(13) BEWARE EVENTBRITE. Slashdot warns “Eventbrite Claims The Right To Film Your Events — And Keep the Copyright”.
But in addition, you’re also granting them permission to record and use footage of all your attendees and speakers, “in any manner, in any medium or context now known or hereafter developed, without further authorization from, or compensation to.” And after that Eventbrite “will own all rights of every nature whatsoever in and to all films and photographs taken and recordings made hereunder, including without limitation of all copyrights therein and renewals and extensions thereof, and the exclusive right to use and exploit the Recordings in any manner, in any medium or context now known or hereafter developed…”
(14) PERSISTENCE. At NPR, Genevieve Valentine analyzes Joanna Russ’ nonfiction classic: “‘How To Suppress Women’s Writing:’ 3 Decades Old And Still Sadly Relevant”:
…It’s hard not to get freshly angry at the status quo, reading this. But amid the statistics and the sort of historical pull quotes you’ll want to read out loud to horrified friends, Russ is also defying a literary tradition that, she points out again and again, wants to forget that women write. In so doing, she deliberately creates a legacy of women writers who came before. Well, white women. Russ mentions a few writers of color in the essay proper, and includes more in her Afterword, but this is a very white family tree. (It’s one of the ways the book shows its age; another is the way any genderqueerness is reduced to sexual preferences, which amid so much far-seeing commentary feels quaintly second-wave.)
And despite how much there is to be angry about, How to Suppress Women’s Writing is shot through with hope. There’s the energy of a secret shared in “the rocking and cracking of the book as the inadequate form strains or even collapses.” And beneath every denial of agency, there’s the obvious truth: For hundreds of years, despite those odds against them, the “wrong” writers still manage to write. Likely it won’t be remembered long enough or taken seriously enough, but to read this book is to admire this buried tradition, and realize how much there is to be discovered — and how there’s no time like the present to look at the marginalized writers you might be missing. “Only on the margins does growth occur,” Russ promises, like the guide in a story telling you how to defeat the dragon. Get angry; then get a reading list.
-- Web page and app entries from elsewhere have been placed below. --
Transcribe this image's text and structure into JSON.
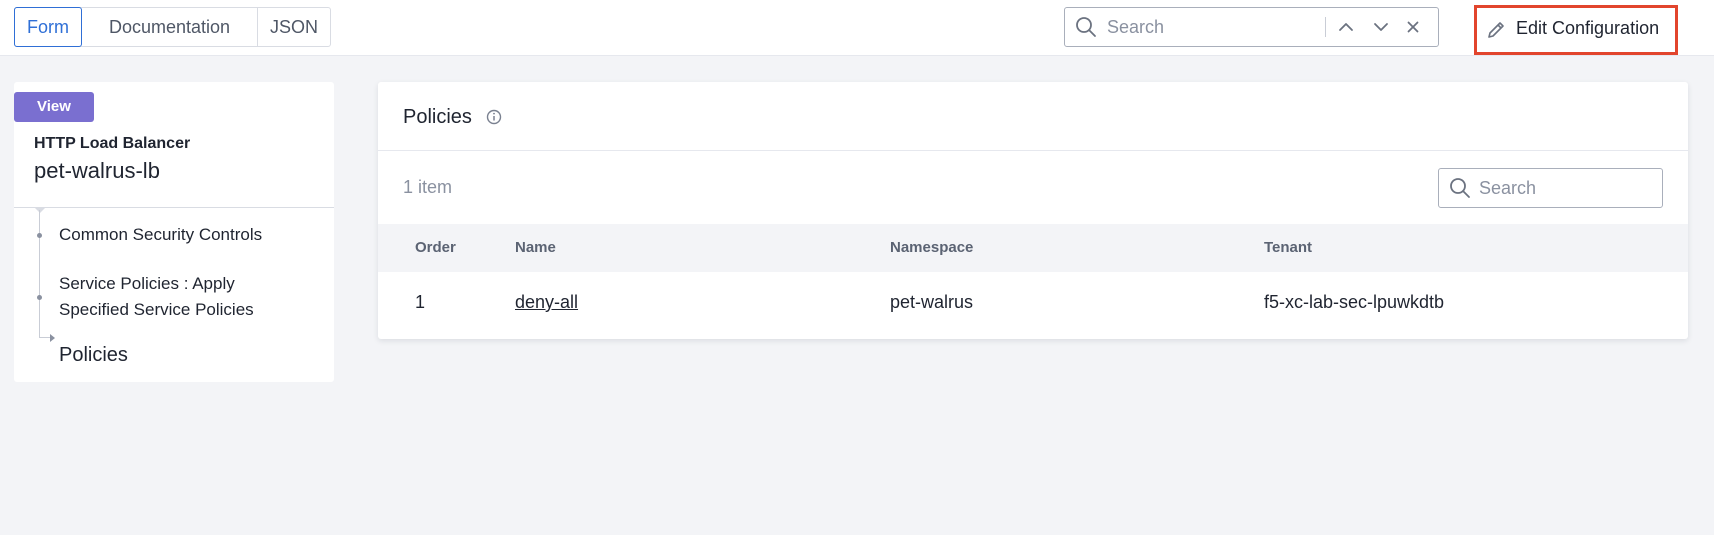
{
  "tabs": [
    {
      "label": "Form",
      "active": true
    },
    {
      "label": "Documentation",
      "active": false
    },
    {
      "label": "JSON",
      "active": false
    }
  ],
  "top_search": {
    "placeholder": "Search",
    "value": ""
  },
  "edit_button": {
    "label": "Edit Configuration",
    "highlight_color": "#e2452d"
  },
  "left_panel": {
    "badge": "View",
    "object_type": "HTTP Load Balancer",
    "object_name": "pet-walrus-lb",
    "tree": [
      {
        "label": "Common Security Controls"
      },
      {
        "label_line1": "Service Policies : Apply",
        "label_line2": "Specified Service Policies"
      },
      {
        "label": "Policies",
        "current": true
      }
    ]
  },
  "policies_panel": {
    "title": "Policies",
    "item_count": "1 item",
    "search_placeholder": "Search",
    "columns": [
      "Order",
      "Name",
      "Namespace",
      "Tenant"
    ],
    "rows": [
      {
        "order": "1",
        "name": "deny-all",
        "namespace": "pet-walrus",
        "tenant": "f5-xc-lab-sec-lpuwkdtb"
      }
    ]
  },
  "colors": {
    "accent": "#2f6fd6",
    "badge": "#7a6fd0",
    "page_bg": "#f3f4f7"
  }
}
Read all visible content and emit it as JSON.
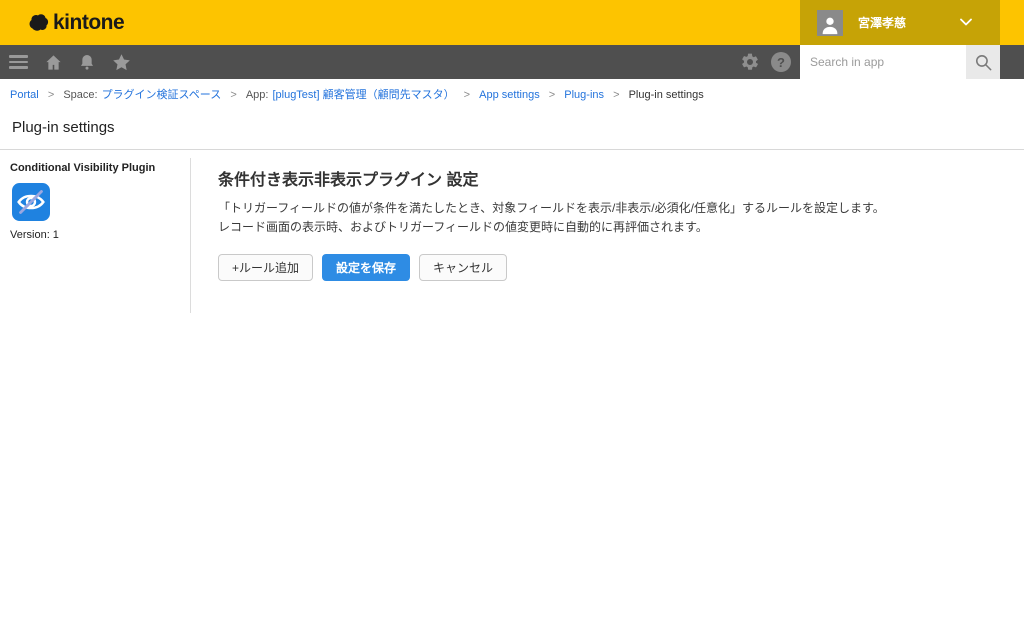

(15) MOVERS AND SHAKERS. In California, they’re “Betting On Artificial Intelligence To Guide Earthquake Response”.
A startup company in California is using machine learning and artificial intelligence to advise fire departments about how to plan for earthquakes and respond to them.
The company, One Concern, hopes its algorithms can take a lot of the guesswork out of the planning process for disaster response by making accurate predictions about earthquake damage. It’s one of a handful of companies rolling out artificial intelligence and machine learning systems that could help predict and respond to floods, cyber-attacks and other large-scale disasters.
(16) HAPPY BIRTHDAY HUBBLE. Great photo: “It’s The Hubble Space Telescope’s Birthday. Enjoy Amazing Images Of The Lagoon Nebula”.
The Hubble “has offered a new view of the universe and has reached and surpassed all expectations for a remarkable 28 years,” the agencies said in a statement, adding that the telescope has “revolutionized almost every area of observational astronomy.”
Hubble was launched on April 24, 1990, aboard the space shuttle Discovery as a joint project between NASA and the ESA. Each year, the telescope is diverted from important scientific observational duties to take an image of the cosmos in intense detail.
This year’s featured image, the Lagoon Nebula, is a colossal stellar nursery, 55 light-years wide and 20 light-years tall, that is about 4,000 light-years away from Earth.
(17) END GAME. Looper tries to explain the ending of Ready Player One. Watch out for spoilers, I assume!
[Thanks to Chip Hitchcock, David Langford, Cat Eldridge, JJ, John King Tarpinian, Martin Morse Wooster, Peter J, Mark Hepworth, Jim Meadows, Carl Slaughter, and Andrew Porter for some of these stories. Title credit goes to File 770 contributing editor of the day Niall McAuley.]